**Exercise details**
Among the entries that follow, some lines contain the word "data". Show all of them.

↓↓↓

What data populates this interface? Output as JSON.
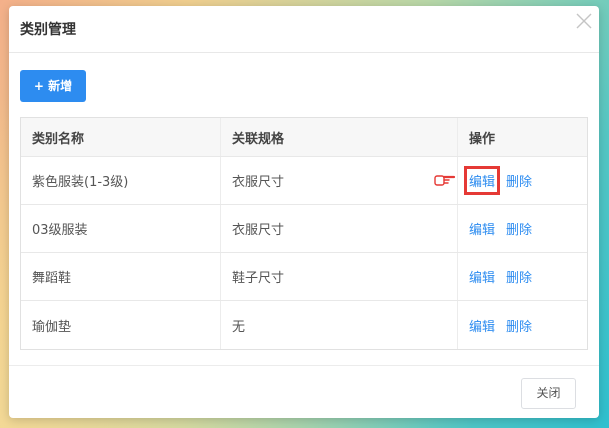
{
  "dialog": {
    "title": "类别管理",
    "add_button_label": "+ 新增",
    "close_button_label": "关闭"
  },
  "table": {
    "headers": [
      "类别名称",
      "关联规格",
      "操作"
    ],
    "rows": [
      {
        "name": "紫色服装(1-3级)",
        "spec": "衣服尺寸",
        "edit": "编辑",
        "delete": "删除"
      },
      {
        "name": "03级服装",
        "spec": "衣服尺寸",
        "edit": "编辑",
        "delete": "删除"
      },
      {
        "name": "舞蹈鞋",
        "spec": "鞋子尺寸",
        "edit": "编辑",
        "delete": "删除"
      },
      {
        "name": "瑜伽垫",
        "spec": "无",
        "edit": "编辑",
        "delete": "删除"
      }
    ]
  },
  "icons": {
    "close": "close-icon",
    "pointer": "pointing-hand-icon"
  },
  "colors": {
    "primary": "#2d8cf0",
    "highlight": "#e53935"
  }
}
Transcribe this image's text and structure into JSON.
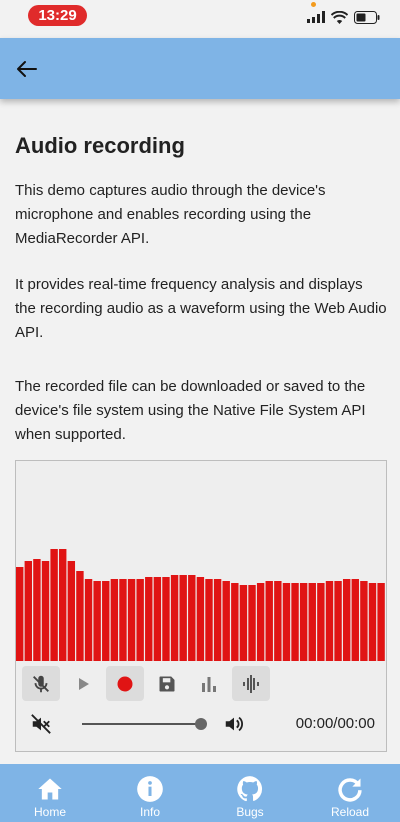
{
  "status": {
    "time": "13:29"
  },
  "page": {
    "title": "Audio recording",
    "paragraphs": [
      "This demo captures audio through the device's microphone and enables recording using the MediaRecorder API.",
      "It provides real-time frequency analysis and displays the recording audio as a waveform using the Web Audio API.",
      "The recorded file can be downloaded or saved to the device's file system using the Native File System API when supported."
    ]
  },
  "recorder": {
    "bar_color": "#e01414",
    "bar_levels": [
      0.47,
      0.5,
      0.51,
      0.5,
      0.56,
      0.56,
      0.5,
      0.45,
      0.41,
      0.4,
      0.4,
      0.41,
      0.41,
      0.41,
      0.41,
      0.42,
      0.42,
      0.42,
      0.43,
      0.43,
      0.43,
      0.42,
      0.41,
      0.41,
      0.4,
      0.39,
      0.38,
      0.38,
      0.39,
      0.4,
      0.4,
      0.39,
      0.39,
      0.39,
      0.39,
      0.39,
      0.4,
      0.4,
      0.41,
      0.41,
      0.4,
      0.39,
      0.39
    ],
    "time": "00:00/00:00",
    "volume_level": 0.97
  },
  "nav": {
    "items": [
      {
        "label": "Home",
        "icon": "home-icon"
      },
      {
        "label": "Info",
        "icon": "info-icon"
      },
      {
        "label": "Bugs",
        "icon": "github-icon"
      },
      {
        "label": "Reload",
        "icon": "reload-icon"
      }
    ]
  }
}
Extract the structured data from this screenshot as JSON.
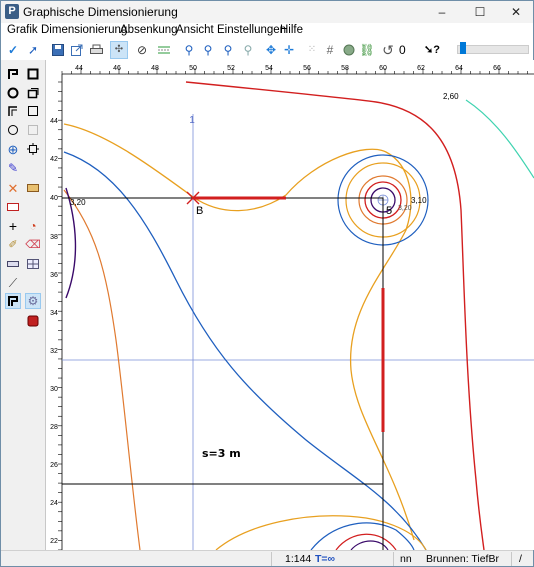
{
  "window": {
    "title": "Graphische Dimensionierung",
    "logo": "P"
  },
  "window_controls": {
    "minimize": "–",
    "maximize": "☐",
    "close": "✕"
  },
  "menu": [
    "Grafik",
    "Dimensionierung",
    "Absenkung",
    "Ansicht",
    "Einstellungen",
    "Hilfe"
  ],
  "toolbar": {
    "counter_value": "0",
    "icons": [
      "check-icon",
      "pointer-icon",
      "save-icon",
      "export-icon",
      "print-icon",
      "cross-pointer-icon",
      "rotate-icon",
      "measure-icon",
      "zoom-in-icon",
      "zoom-out-icon",
      "zoom-region-icon",
      "zoom-fit-icon",
      "pan-icon",
      "move-icon",
      "grid-dots-icon",
      "grid-icon",
      "globe-icon",
      "link-icon",
      "undo-icon",
      "help-pointer-icon"
    ],
    "slider_value": 0.05
  },
  "lefttools": {
    "icons": [
      "polyline-icon",
      "rectangle-icon",
      "circle-icon",
      "copy-icon",
      "corner-icon",
      "square-icon",
      "circle-outline-icon",
      "square-light-icon",
      "target-icon",
      "frame-icon",
      "pen-icon",
      "x-mark-icon",
      "rectangle-fill-icon",
      "rectangle-red-icon",
      "plus-icon",
      "pie-icon",
      "brush-icon",
      "eraser-icon",
      "ruler-icon",
      "grid-small-icon",
      "line-tool-icon",
      "corner-active-icon",
      "settings-icon",
      "color-icon"
    ]
  },
  "ruler": {
    "x_labels": [
      "44",
      "46",
      "48",
      "50",
      "52",
      "54",
      "56",
      "58",
      "60",
      "62",
      "64",
      "66"
    ],
    "y_labels": [
      "44",
      "42",
      "40",
      "38",
      "36",
      "34",
      "32",
      "30",
      "28",
      "26",
      "24",
      "22"
    ]
  },
  "drawing": {
    "point_label": "B",
    "well_label": "5",
    "dimension_text": "s=3 m",
    "axis_marker": "1",
    "iso_labels": [
      "2,60",
      "3,20",
      "3,10",
      "3,20"
    ],
    "colors": {
      "red": "#d21f1f",
      "orange": "#e8a020",
      "blue": "#1f5fbf",
      "dark_purple": "#3a0a6a",
      "teal": "#3fd3b0",
      "copper": "#e07a30",
      "guide_blue": "#7a8fd8"
    }
  },
  "status": {
    "scale": "1:144",
    "t_value": "T=∞",
    "units": "nn",
    "brunnen": "Brunnen: TiefBr",
    "extra": "/"
  }
}
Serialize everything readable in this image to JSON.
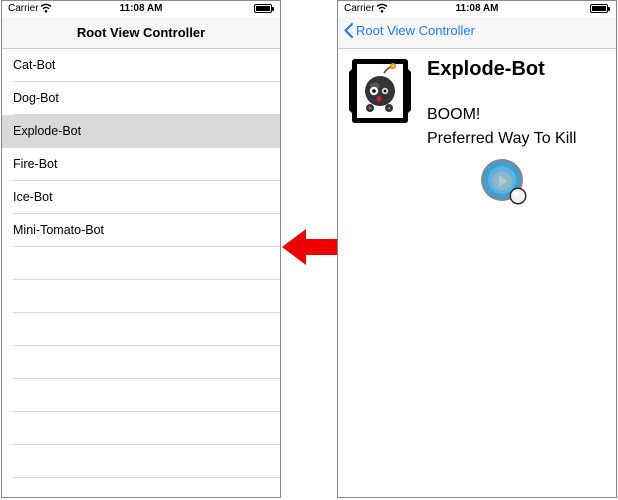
{
  "status_bar": {
    "carrier": "Carrier",
    "time": "11:08 AM"
  },
  "left_screen": {
    "nav_title": "Root View Controller",
    "items": [
      {
        "label": "Cat-Bot"
      },
      {
        "label": "Dog-Bot"
      },
      {
        "label": "Explode-Bot",
        "selected": true
      },
      {
        "label": "Fire-Bot"
      },
      {
        "label": "Ice-Bot"
      },
      {
        "label": "Mini-Tomato-Bot"
      }
    ]
  },
  "right_screen": {
    "back_label": "Root View Controller",
    "name": "Explode-Bot",
    "quote": "BOOM!",
    "kill_method": "Preferred Way To Kill"
  },
  "colors": {
    "accent": "#1a7cf5",
    "selection": "#d9d9d9",
    "arrow": "#ee0000",
    "navbar": "#f7f7f7"
  },
  "icons": [
    "wifi-icon",
    "battery-icon",
    "back-chevron-icon",
    "bomb-bot-icon",
    "play-icon",
    "left-arrow-icon"
  ]
}
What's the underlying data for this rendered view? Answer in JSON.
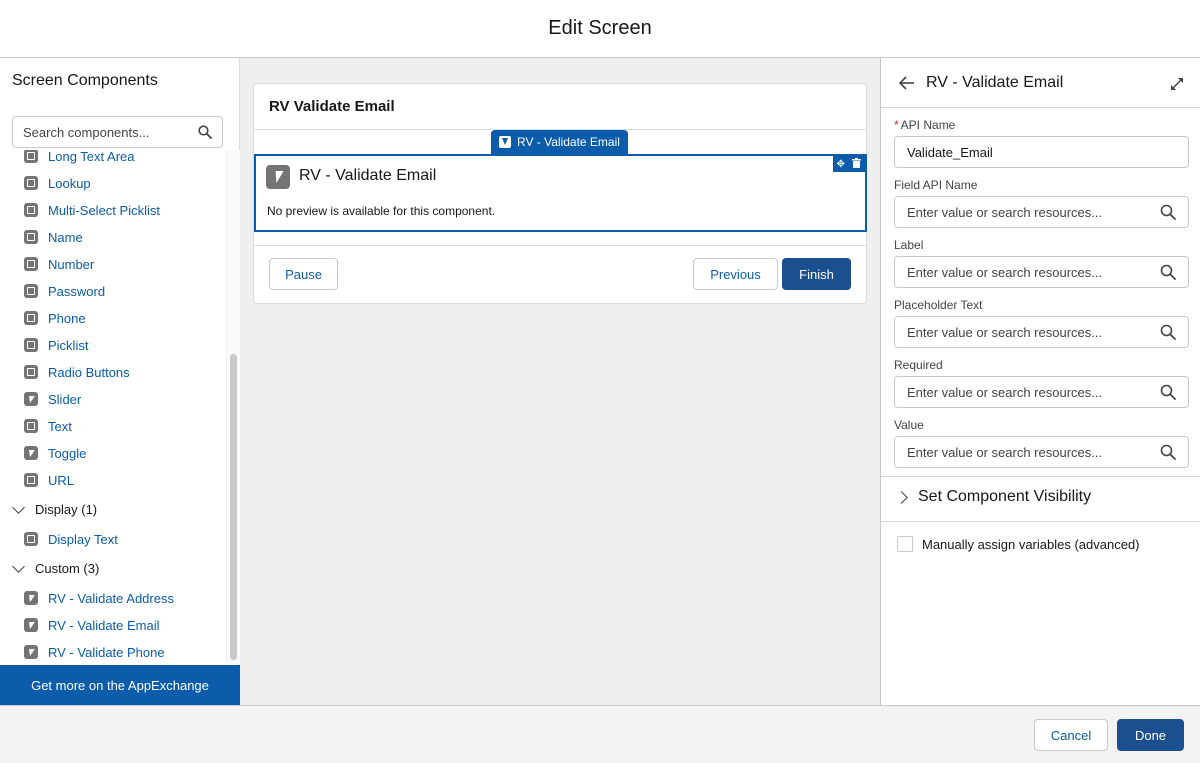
{
  "modal": {
    "title": "Edit Screen"
  },
  "left_panel": {
    "title": "Screen Components",
    "search_placeholder": "Search components...",
    "items": [
      {
        "label": "Long Text Area",
        "icon": "textarea-icon"
      },
      {
        "label": "Lookup",
        "icon": "lookup-icon"
      },
      {
        "label": "Multi-Select Picklist",
        "icon": "multi-picklist-icon"
      },
      {
        "label": "Name",
        "icon": "name-icon"
      },
      {
        "label": "Number",
        "icon": "number-icon"
      },
      {
        "label": "Password",
        "icon": "password-icon"
      },
      {
        "label": "Phone",
        "icon": "phone-icon"
      },
      {
        "label": "Picklist",
        "icon": "picklist-icon"
      },
      {
        "label": "Radio Buttons",
        "icon": "radio-icon"
      },
      {
        "label": "Slider",
        "icon": "bolt-icon"
      },
      {
        "label": "Text",
        "icon": "text-icon"
      },
      {
        "label": "Toggle",
        "icon": "bolt-icon"
      },
      {
        "label": "URL",
        "icon": "link-icon"
      }
    ],
    "sections": [
      {
        "label": "Display (1)",
        "items": [
          {
            "label": "Display Text",
            "icon": "display-text-icon"
          }
        ]
      },
      {
        "label": "Custom (3)",
        "items": [
          {
            "label": "RV - Validate Address",
            "icon": "bolt-icon"
          },
          {
            "label": "RV - Validate Email",
            "icon": "bolt-icon"
          },
          {
            "label": "RV - Validate Phone",
            "icon": "bolt-icon"
          }
        ]
      }
    ],
    "appexchange_label": "Get more on the AppExchange"
  },
  "canvas": {
    "screen_title": "RV Validate Email",
    "tab_label": "RV - Validate Email",
    "component_name": "RV - Validate Email",
    "component_note": "No preview is available for this component.",
    "pause_label": "Pause",
    "previous_label": "Previous",
    "finish_label": "Finish"
  },
  "right_panel": {
    "title": "RV - Validate Email",
    "api_name_label": "API Name",
    "api_name_value": "Validate_Email",
    "fields": [
      {
        "label": "Field API Name",
        "placeholder": "Enter value or search resources..."
      },
      {
        "label": "Label",
        "placeholder": "Enter value or search resources..."
      },
      {
        "label": "Placeholder Text",
        "placeholder": "Enter value or search resources..."
      },
      {
        "label": "Required",
        "placeholder": "Enter value or search resources..."
      },
      {
        "label": "Value",
        "placeholder": "Enter value or search resources..."
      }
    ],
    "visibility_label": "Set Component Visibility",
    "manual_assign_label": "Manually assign variables (advanced)"
  },
  "footer": {
    "cancel_label": "Cancel",
    "done_label": "Done"
  },
  "colors": {
    "brand": "#0b5cab",
    "brand_dark": "#1b4f8f",
    "required": "#c23934"
  }
}
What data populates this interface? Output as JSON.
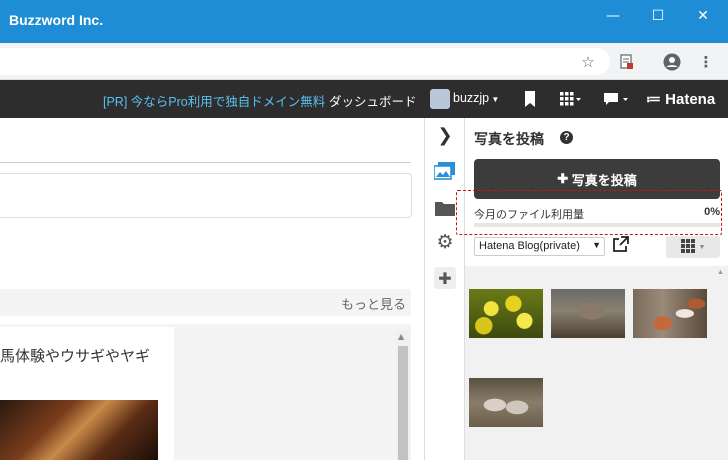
{
  "window": {
    "title": "Buzzword Inc.",
    "controls": [
      "minimize-icon",
      "maximize-icon",
      "close-icon"
    ]
  },
  "toolbar": {
    "icons": [
      "star-icon",
      "page-edit-icon",
      "account-icon",
      "menu-dots-icon"
    ]
  },
  "hatena_nav": {
    "promo_link": "[PR] 今ならPro利用で独自ドメイン無料",
    "dashboard_link": "ダッシュボード",
    "username": "buzzjp",
    "logo_text": "Hatena",
    "colors": {
      "bar_bg": "#2d2d2d",
      "promo": "#5bc0f0"
    }
  },
  "editor": {
    "more_link": "もっと見る",
    "entry_title": "馬体験やウサギやヤギ"
  },
  "sidebar_icons": [
    "chevron-right-icon",
    "photo-icon",
    "folder-icon",
    "gear-icon",
    "plus-icon"
  ],
  "photo_panel": {
    "title": "写真を投稿",
    "post_button_label": "写真を投稿",
    "usage_label": "今月のファイル利用量",
    "usage_percent": "0%",
    "usage_fraction": 0,
    "album_select": "Hatena Blog(private)",
    "highlight_color": "#c4161c",
    "photos": [
      {
        "name": "rapeseed-flowers-photo"
      },
      {
        "name": "animals-in-pen-photo"
      },
      {
        "name": "guinea-pigs-photo"
      },
      {
        "name": "sheep-photo"
      }
    ]
  }
}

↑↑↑

**Solution below**
What data populates this interface? Output as JSON.
Extract the structured data from this screenshot as JSON.
What's the underlying data for this rendered view? Answer in JSON.
What data populates this interface? Output as JSON.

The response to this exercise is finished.